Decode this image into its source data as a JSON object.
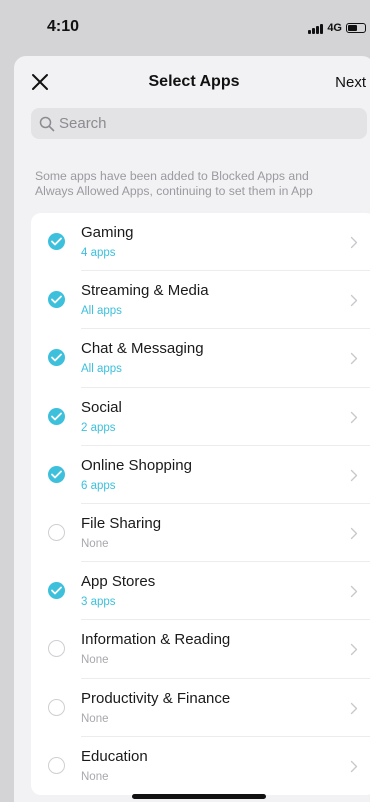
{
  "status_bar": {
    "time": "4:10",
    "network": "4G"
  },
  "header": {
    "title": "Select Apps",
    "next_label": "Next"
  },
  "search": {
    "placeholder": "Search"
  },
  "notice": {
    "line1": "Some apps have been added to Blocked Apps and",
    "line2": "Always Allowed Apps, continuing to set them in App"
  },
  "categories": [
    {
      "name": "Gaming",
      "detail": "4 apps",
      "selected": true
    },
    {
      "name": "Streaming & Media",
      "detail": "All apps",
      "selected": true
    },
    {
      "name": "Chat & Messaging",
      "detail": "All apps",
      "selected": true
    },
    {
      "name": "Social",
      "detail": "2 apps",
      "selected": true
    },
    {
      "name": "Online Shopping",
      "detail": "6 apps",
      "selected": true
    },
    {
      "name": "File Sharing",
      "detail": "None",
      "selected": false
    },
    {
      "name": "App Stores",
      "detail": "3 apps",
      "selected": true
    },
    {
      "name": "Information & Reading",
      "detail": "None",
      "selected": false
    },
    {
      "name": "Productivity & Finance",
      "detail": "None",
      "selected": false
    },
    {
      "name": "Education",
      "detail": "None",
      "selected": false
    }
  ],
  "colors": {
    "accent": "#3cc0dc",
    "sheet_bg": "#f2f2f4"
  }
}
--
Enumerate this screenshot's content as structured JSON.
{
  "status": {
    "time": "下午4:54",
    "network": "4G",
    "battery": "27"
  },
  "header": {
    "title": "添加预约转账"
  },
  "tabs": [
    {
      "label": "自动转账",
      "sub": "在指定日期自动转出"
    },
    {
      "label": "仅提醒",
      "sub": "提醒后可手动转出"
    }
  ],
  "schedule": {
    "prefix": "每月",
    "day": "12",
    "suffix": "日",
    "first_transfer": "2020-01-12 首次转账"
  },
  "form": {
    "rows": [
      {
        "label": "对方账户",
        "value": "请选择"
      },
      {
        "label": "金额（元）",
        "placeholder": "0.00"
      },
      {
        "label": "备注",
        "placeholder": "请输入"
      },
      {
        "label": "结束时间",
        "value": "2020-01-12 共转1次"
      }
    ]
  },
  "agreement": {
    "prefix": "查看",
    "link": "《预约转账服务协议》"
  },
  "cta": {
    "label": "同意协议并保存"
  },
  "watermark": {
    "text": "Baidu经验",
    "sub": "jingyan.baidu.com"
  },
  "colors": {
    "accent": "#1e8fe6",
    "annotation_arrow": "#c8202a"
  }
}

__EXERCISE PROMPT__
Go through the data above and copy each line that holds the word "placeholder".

__OUTPUT OF THE EXERCISE__
    "placeholder": "Search"
        "placeholder": "0.00"
        "placeholder": "请输入"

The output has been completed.